Indiana Voices produces audio books for the blind and visually or physically-impaired citizens of our state and would not exist were it not for the active participation by numerous dedicated volunteers. The purpose of this blog is to share the details of their roles that are critical to the success of this program.
Our narrators are the “voices” behind Indiana Voices. At present, there are 14 individuals who come in to our studio at the Indiana State Library for a least an hour a week to read a title that has been assigned to them. The books that are chosen by the director of the program must fit within the criteria for books to record for our program. The titles, which can be both fiction and nonfiction, are either written by a Hoosier author, are about our state in some way or may have a plot that places the story in Indiana.
Individuals wishing to narrate for Indiana Voices must complete an audition in order to be evaluated for suitability to read for the program. A good narrator needs to have a natural ability to convey the material that they share with our patrons in an interesting, and engaging manner. Narrators must be willing to make a long-term commitment of time, as producing an audio book can often take weeks or months to complete. It is also important for the narrator to be willing to research the text they have been assigned in order to understand the pronunciation of words and the pacing needed to enhance the patron’s listening experience. The best narrators are those that are able to “disappear” during the recording so that the listener is able to lose themselves in the text.
Audio monitors serve another critical role in the production of audio books for Indiana Voices. These volunteers learn how to operate the specialized software that is used to record the narrators they’re teamed up with as they read through their assigned text.

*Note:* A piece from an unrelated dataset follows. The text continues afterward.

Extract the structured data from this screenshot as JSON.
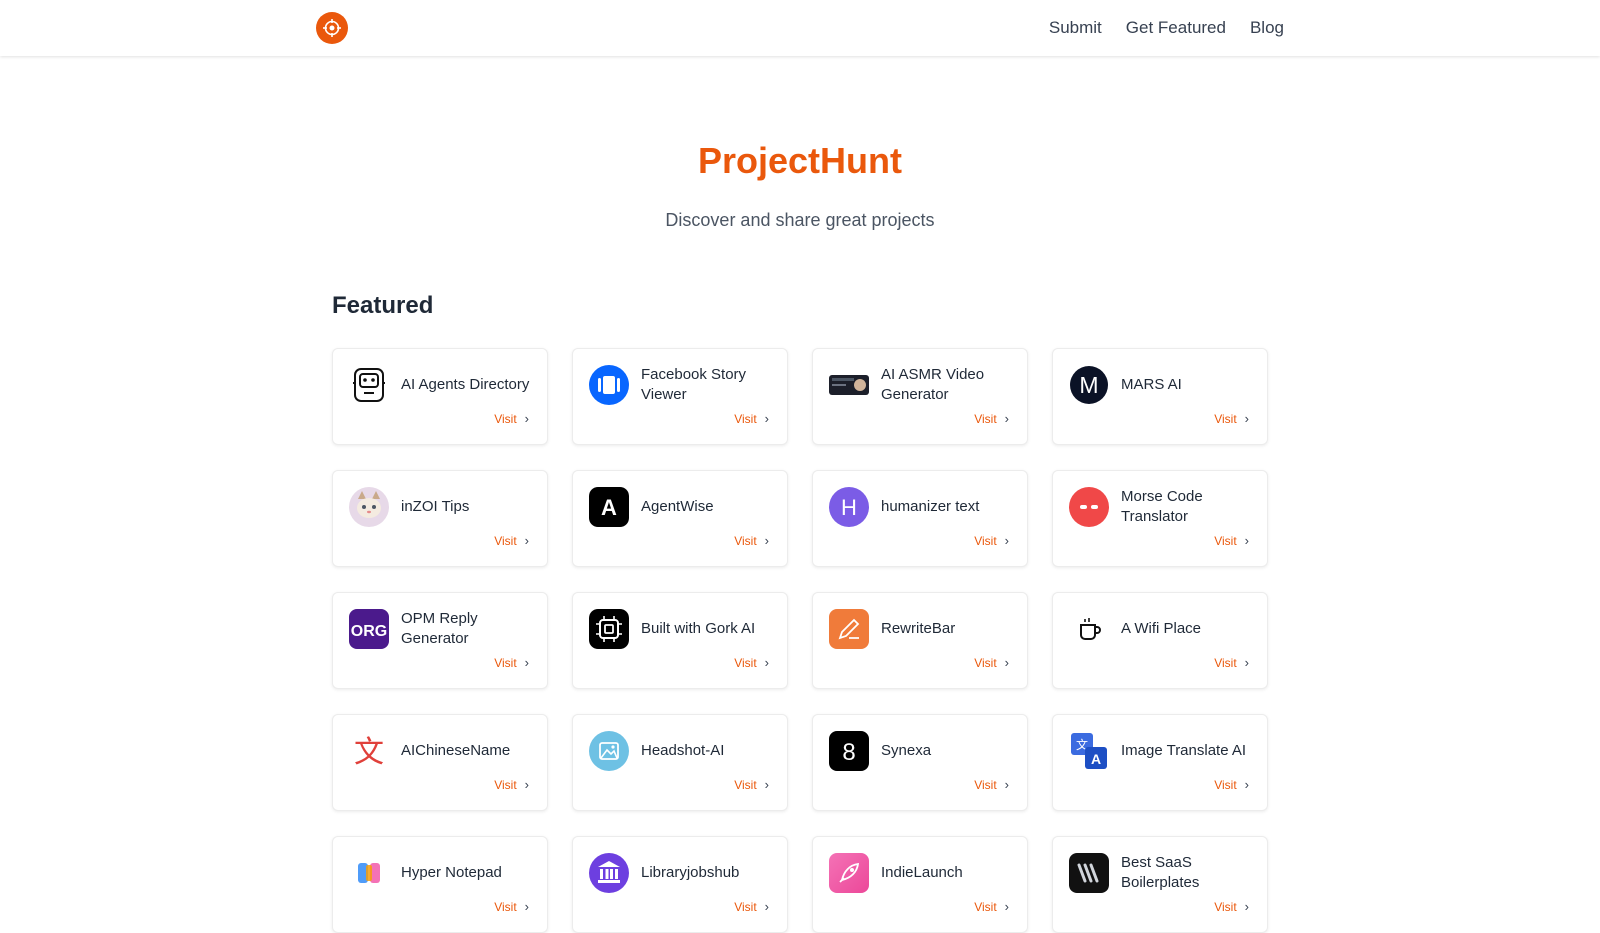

The monitor’s job is to confirm the audio quality during each recording session and they are also responsible for maintaining a consistent sound level throughout the narration.
The audio monitor also serves another important role by providing a high level of quality control. To accomplish this, this volunteer reads along with the narrator to assure that the recording is as true to the written text as possible; listening for errors such as missed or added words, mispronunciations, awkward phrasing or other such inaccuracies. When these do occur, it is the monitor’s job to see that these mistakes are corrected.
Audio Book Reviewer
This book reviewer position works independently of the studio setting, but is just as important as any of other roles of Indiana Voices. The reviewer is the final step for assuring the accuracy of the audio book recording.
Reviewers are provided the initial recording of a completed audio book along with a printed copy of the text and an edit log. The reviewer then listens to the audio recording and follows along with the text noting on the log sheet any errors or inaccuracies that may have been missed during the original recording and then returning it to Indiana Voices. Using this log sheet as a guide, the recording can then be corrected and finalized into a finished audio book.
The audio editor reviews audio files for errors that have occurred during the recording process and makes needed corrections to these files. Once this adjustments have been made, the edited titles can be moved along to a final review and to their ultimate completion as a finished audio book. Audio editors must learn the software needed for editing, have an ability to multitask, possess strong reading and listening skills and be detail oriented.
The role of audio editor requires more than just technical skills, but also an ascetic ability. Good editors are able to compose a recording in such a way that corrections are able to match so well with the original recording that the integrity of the natural flow of the text is maintained.
Indiana Voices is always looking for variety of different volunteers to fill openings as they occur. At present, possible volunteer opportunities are for narrator/monitor teams (two individuals are needed to apply together), audio monitors and audio editors.
This blog post was written by Linden Coffman, director of Indiana Voices.